[Dataset Boundary: Start]

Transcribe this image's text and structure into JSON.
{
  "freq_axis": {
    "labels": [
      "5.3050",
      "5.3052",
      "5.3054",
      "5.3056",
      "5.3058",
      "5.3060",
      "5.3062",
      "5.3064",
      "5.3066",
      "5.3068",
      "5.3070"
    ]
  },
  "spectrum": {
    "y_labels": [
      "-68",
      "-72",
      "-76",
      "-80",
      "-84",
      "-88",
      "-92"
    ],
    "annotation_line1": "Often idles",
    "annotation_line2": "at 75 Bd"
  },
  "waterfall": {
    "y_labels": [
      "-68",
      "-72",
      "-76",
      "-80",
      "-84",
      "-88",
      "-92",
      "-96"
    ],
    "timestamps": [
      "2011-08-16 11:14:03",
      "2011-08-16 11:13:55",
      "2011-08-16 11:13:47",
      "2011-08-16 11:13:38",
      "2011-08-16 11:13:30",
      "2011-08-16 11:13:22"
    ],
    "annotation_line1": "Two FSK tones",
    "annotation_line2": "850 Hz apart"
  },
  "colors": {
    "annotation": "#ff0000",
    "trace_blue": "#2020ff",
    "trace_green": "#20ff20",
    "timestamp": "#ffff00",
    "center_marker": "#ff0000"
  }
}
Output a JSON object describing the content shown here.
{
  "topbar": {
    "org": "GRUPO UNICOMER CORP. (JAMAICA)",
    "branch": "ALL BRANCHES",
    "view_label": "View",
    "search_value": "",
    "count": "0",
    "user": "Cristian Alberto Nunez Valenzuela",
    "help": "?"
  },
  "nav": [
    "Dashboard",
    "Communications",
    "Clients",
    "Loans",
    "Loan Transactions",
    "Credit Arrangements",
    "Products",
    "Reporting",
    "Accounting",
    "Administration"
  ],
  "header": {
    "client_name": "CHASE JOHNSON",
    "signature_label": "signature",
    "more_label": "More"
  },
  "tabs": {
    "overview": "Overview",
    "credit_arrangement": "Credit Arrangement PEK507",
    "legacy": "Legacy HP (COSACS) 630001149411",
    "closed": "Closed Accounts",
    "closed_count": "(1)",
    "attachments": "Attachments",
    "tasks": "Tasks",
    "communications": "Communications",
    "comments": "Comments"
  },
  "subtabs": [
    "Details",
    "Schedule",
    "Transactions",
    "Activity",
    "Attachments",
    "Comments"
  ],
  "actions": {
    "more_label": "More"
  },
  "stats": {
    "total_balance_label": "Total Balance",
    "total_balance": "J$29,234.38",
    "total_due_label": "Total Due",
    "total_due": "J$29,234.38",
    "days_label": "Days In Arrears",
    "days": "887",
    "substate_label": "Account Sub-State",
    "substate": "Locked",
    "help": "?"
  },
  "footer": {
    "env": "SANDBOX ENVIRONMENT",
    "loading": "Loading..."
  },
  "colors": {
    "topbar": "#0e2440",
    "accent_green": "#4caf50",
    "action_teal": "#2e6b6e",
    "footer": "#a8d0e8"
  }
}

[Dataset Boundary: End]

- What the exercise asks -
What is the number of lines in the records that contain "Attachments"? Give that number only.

- Result of the exercise -
2